A woman in her 70s was eating lunch last Friday in the town of Nof HaGalil in northern Israel when she suddenly choked on her food, suffocated, and her heart stopped beating. Her son immediately called for help, and two United Hatzalah volunteers who live nearby, EMTs Chana Wolf and Shimon Yom Tov Weiser, received the alert and rushed over to the scene.
“I was in the middle of cooking for Shabbat when I received the alert about the woman who had collapsed,” recalled Wolf. “The alert said it was cardiac arrest, so I dropped whatever I was doing, turned off the stove, and yelled to my husband that I had to go and he should watch the kids. I rushed to my car and in less than two minutes reached the location.”
“As I entered the house together with Shimon, an ambulance arrived and two more EMTs rushed in,” She continued. “We began CPR as a team. While doing compressions and prepping the equipment for assisted ventilation, we opened the woman’s mouth and noticed a blockage. The woman had choked and that’s what caused her to collapse.”
Weiser was also cooking for Shabbat when he received the alert. “I live across the street from Chana and saw her heading out of her house. We followed each other to the emergency.”
Weiser described the team’s CPR efforts: “We used suction to clear out a bunch of the food and alternated compressions and ventilation. A defibrillator was attached, but it didn’t recommend shocking. When the mobile intensive care ambulance team arrived they joined our efforts. The entire team continued compressions, ventilation, and suctioning her mouth until one of the EMTs checked and found that the woman’s pulse had come back. We performed CPR for about 30 minutes.”

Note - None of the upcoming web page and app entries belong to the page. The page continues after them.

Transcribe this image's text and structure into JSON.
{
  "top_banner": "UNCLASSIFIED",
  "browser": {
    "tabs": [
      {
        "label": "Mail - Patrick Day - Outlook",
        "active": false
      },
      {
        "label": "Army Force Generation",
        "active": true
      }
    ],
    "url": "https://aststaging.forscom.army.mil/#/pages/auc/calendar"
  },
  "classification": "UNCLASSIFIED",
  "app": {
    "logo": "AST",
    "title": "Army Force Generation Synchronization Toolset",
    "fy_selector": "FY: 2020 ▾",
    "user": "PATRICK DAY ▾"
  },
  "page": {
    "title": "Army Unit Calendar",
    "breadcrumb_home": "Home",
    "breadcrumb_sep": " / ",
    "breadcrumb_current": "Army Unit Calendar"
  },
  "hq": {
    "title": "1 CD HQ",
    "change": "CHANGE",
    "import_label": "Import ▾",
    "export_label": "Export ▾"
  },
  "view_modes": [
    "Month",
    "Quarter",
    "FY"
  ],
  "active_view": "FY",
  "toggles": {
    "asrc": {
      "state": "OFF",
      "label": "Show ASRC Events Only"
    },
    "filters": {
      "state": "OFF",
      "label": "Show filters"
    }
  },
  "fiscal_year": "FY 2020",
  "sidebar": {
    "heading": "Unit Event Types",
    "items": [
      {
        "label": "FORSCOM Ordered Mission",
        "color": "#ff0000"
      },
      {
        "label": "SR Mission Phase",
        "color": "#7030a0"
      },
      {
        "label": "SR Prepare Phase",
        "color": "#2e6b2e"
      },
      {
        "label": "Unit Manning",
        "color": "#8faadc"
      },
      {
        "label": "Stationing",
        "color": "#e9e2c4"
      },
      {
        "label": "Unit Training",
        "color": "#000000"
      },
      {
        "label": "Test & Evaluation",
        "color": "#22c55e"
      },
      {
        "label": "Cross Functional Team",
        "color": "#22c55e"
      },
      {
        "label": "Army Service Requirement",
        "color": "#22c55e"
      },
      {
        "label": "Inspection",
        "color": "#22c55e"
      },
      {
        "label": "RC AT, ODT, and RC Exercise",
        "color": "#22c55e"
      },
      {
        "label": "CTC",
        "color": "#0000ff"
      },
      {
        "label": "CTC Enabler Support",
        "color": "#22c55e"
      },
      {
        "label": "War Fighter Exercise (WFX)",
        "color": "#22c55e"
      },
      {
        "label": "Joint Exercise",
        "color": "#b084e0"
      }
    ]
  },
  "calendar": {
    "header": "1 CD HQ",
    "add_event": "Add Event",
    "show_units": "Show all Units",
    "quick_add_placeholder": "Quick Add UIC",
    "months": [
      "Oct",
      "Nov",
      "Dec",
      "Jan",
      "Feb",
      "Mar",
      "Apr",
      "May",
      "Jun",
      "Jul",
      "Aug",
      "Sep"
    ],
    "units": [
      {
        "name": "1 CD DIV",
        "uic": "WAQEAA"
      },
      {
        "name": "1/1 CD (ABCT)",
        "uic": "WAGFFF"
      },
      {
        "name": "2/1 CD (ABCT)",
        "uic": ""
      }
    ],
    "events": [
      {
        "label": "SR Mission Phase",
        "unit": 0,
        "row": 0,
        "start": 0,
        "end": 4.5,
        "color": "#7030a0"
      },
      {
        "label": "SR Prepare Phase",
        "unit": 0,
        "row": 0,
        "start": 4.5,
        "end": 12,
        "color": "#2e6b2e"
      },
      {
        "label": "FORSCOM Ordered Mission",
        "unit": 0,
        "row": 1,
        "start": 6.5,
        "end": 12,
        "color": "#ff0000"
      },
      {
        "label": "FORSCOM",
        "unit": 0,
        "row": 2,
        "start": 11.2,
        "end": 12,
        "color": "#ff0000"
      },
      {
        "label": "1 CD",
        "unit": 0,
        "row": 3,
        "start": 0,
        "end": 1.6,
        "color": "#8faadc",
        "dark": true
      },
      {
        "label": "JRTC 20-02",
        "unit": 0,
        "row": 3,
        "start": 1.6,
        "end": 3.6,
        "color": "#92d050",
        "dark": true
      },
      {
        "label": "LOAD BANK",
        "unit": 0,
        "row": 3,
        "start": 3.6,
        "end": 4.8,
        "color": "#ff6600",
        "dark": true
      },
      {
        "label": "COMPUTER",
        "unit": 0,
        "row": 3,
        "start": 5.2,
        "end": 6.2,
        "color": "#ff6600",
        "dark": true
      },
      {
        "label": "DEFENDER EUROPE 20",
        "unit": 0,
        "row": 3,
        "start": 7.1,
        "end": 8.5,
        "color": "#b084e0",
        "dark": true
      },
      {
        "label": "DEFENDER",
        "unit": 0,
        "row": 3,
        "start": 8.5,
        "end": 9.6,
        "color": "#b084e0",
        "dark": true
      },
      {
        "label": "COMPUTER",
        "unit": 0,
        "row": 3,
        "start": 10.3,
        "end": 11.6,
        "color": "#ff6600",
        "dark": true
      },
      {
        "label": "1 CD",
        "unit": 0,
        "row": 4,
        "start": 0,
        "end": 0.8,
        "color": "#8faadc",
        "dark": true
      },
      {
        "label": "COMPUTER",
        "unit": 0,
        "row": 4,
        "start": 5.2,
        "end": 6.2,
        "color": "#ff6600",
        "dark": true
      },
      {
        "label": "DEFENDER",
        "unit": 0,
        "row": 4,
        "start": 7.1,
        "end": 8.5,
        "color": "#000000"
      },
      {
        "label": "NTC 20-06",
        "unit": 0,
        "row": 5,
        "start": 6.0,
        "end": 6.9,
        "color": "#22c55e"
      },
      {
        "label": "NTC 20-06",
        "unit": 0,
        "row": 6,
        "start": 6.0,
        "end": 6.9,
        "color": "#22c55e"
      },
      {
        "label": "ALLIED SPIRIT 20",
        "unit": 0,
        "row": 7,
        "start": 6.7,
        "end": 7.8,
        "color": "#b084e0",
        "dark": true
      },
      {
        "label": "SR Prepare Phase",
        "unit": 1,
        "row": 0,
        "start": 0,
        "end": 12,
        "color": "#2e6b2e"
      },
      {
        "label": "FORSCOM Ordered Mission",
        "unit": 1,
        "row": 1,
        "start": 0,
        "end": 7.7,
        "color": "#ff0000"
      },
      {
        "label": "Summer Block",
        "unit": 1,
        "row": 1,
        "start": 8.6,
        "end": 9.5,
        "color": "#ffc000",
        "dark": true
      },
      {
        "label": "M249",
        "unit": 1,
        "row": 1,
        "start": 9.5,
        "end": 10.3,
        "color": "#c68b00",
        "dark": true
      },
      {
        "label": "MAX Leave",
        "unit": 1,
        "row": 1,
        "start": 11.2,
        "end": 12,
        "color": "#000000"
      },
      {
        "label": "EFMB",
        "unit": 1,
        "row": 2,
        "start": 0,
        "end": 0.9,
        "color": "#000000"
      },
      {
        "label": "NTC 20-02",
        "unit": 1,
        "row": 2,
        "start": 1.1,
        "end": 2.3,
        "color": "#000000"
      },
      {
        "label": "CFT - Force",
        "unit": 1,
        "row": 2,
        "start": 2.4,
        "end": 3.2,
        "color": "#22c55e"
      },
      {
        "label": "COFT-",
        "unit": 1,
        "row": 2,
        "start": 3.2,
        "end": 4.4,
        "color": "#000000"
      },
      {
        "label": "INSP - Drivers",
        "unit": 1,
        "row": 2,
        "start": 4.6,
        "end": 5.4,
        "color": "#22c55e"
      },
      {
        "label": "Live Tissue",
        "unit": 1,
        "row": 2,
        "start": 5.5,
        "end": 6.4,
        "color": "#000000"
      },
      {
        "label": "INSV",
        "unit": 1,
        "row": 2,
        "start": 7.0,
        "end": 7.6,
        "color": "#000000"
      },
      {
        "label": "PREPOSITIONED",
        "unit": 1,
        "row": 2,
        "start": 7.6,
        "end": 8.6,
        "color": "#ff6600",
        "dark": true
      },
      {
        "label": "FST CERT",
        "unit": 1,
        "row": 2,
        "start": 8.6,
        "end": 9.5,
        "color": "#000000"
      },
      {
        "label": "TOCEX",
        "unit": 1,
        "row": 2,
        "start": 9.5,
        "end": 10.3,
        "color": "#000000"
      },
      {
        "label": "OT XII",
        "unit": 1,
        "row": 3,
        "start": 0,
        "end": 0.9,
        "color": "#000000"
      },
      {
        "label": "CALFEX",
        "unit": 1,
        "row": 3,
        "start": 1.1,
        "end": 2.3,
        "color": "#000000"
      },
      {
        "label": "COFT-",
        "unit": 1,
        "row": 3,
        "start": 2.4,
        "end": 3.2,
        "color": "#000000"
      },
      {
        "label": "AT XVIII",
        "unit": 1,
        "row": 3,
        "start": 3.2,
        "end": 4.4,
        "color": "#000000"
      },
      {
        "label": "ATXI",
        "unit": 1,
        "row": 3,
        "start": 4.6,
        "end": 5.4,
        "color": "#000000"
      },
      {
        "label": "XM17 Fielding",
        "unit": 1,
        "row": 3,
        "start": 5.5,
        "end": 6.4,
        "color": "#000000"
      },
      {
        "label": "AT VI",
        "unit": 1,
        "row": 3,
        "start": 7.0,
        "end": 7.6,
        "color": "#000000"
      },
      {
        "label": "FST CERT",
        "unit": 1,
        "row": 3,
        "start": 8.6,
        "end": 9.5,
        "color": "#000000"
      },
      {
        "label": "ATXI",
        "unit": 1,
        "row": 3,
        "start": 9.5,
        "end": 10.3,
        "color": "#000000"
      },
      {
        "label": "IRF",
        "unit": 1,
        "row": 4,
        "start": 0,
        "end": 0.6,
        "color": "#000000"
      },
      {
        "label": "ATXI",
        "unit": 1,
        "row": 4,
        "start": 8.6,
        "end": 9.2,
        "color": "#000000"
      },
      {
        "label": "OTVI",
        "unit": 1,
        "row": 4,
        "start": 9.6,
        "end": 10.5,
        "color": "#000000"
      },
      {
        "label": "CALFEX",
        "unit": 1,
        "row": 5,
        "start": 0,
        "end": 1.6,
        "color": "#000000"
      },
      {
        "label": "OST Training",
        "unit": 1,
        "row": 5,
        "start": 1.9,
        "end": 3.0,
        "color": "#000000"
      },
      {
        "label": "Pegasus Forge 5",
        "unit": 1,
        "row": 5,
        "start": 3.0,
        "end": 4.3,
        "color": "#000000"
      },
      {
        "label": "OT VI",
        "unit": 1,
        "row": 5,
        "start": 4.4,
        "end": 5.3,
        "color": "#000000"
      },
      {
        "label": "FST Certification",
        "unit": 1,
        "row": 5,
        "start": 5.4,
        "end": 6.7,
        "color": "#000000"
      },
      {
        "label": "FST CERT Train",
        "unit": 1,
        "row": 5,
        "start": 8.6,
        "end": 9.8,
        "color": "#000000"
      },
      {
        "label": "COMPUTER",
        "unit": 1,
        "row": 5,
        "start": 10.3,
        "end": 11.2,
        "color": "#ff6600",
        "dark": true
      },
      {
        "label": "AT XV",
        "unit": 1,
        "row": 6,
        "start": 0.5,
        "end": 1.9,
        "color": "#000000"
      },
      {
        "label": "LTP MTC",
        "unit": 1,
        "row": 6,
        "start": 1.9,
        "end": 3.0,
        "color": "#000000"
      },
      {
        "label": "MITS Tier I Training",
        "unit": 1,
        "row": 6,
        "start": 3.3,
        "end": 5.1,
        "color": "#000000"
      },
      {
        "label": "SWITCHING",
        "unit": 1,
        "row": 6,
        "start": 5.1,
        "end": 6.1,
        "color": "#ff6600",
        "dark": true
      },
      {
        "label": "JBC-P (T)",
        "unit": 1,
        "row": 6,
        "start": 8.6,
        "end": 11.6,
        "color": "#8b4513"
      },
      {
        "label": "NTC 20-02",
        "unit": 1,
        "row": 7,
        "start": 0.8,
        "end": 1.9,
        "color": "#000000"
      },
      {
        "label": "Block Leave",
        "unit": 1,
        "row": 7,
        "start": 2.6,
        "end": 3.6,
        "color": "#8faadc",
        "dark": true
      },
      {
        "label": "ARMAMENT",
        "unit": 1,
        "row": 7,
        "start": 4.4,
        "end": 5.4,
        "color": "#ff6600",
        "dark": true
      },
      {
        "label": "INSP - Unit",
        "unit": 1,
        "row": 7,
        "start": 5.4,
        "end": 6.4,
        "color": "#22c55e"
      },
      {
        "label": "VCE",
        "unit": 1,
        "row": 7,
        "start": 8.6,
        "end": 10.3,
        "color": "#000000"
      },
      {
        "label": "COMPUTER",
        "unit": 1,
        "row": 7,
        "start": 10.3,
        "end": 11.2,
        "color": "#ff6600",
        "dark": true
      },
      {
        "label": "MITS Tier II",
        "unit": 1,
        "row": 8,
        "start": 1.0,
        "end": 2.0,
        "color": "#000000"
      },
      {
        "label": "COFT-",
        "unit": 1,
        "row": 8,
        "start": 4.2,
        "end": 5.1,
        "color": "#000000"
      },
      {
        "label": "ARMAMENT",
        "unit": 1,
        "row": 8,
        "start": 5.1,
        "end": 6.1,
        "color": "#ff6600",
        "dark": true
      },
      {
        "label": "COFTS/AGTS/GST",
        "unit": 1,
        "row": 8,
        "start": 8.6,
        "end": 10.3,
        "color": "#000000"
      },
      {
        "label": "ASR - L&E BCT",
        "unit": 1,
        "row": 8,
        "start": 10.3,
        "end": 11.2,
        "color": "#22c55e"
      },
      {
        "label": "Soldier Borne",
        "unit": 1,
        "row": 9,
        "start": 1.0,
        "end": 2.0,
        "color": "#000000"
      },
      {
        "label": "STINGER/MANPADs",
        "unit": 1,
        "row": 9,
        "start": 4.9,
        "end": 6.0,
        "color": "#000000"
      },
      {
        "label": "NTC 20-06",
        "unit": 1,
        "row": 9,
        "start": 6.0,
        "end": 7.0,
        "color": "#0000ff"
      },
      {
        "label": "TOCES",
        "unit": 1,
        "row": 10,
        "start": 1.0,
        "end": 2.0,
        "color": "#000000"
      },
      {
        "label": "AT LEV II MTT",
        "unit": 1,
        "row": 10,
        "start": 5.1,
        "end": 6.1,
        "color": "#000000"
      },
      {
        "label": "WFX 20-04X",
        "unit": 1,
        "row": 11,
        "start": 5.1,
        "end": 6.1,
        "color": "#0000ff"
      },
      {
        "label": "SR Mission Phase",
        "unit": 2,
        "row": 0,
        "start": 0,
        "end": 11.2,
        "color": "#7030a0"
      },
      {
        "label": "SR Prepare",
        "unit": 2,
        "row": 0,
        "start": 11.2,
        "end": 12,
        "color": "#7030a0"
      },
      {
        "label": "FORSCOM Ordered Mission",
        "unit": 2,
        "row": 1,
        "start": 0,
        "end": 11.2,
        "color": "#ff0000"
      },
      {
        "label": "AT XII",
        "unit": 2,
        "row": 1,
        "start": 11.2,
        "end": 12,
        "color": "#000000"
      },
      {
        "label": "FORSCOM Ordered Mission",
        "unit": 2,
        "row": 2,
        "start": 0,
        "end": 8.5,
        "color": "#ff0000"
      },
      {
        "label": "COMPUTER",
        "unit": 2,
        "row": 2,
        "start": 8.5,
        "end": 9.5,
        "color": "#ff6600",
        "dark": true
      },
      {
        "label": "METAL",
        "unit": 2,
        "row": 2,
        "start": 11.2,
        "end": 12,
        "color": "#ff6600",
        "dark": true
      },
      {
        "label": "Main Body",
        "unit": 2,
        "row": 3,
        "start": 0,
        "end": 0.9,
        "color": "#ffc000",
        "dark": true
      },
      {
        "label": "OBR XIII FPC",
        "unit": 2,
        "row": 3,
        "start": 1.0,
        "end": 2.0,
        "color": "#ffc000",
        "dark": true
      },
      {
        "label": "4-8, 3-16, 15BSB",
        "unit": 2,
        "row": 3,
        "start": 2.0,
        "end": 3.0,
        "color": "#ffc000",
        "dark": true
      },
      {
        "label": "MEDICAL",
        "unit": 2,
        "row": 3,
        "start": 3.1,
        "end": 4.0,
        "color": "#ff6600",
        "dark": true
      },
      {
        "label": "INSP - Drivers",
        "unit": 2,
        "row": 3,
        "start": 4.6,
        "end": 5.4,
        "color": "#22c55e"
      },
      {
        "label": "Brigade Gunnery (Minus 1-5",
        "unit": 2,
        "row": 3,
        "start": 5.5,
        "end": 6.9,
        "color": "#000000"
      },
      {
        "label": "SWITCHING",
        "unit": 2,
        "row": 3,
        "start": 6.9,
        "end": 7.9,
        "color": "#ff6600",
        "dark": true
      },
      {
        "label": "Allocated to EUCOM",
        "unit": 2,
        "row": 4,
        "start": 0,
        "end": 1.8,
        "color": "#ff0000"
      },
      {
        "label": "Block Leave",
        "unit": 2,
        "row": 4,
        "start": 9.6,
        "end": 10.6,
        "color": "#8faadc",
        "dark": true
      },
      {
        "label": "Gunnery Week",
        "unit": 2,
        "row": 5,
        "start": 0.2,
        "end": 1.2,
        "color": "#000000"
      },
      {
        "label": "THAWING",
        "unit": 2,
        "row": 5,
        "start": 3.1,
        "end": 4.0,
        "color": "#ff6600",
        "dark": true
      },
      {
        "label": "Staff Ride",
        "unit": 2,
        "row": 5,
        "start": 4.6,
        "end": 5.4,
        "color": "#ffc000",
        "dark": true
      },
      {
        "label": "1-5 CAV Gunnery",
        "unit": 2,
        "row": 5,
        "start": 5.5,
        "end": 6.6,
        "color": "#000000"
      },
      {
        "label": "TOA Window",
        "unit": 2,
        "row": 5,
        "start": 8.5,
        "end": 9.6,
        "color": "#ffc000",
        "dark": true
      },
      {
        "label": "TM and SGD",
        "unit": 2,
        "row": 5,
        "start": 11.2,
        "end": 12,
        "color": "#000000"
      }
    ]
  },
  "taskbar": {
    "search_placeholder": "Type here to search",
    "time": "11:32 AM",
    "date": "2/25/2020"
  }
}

Weiser also described how well the whole team worked together: “I’ve been a volunteer EMT for more than ten years. I knew the people who responded pretty well—Chana as well as the ambulance team. We worked well together and thankfully our efforts paid off and the woman is alive.”
After the woman’s pulse returned she was prepped for transport and the team transferred her to the ambulance while maintaining assisted breathing.
“This is my first year as a United Hatzalah volunteer and already I have been to a number of successful CPRs,” Chana said. “I feel that every time I go out to another emergency I learn more and am able to respond and act faster. My children are used to my rushing out and responding to emergencies. We could be in the middle of a story or reciting the Shema, and if my radio sounds an alert my children tell me to run out and save a life. They understand what this means and the act of chesed (loving-kindness) that I’m doing. I’m so proud to be able to teach them about the importance of helping others through my actions.”
Weiser concluded: “Going home to celebrate Shabbat with my family after helping to save a woman’s life was a terrific feeling. Thankfully, I’ve been involved in a lot of successful CPR calls and each one is unique and special and gives the people involved in the rescue a high. Taking that high into Shabbat with my family, especially since my wife and I are still celebrating the recent birth of our newest son, is very special.”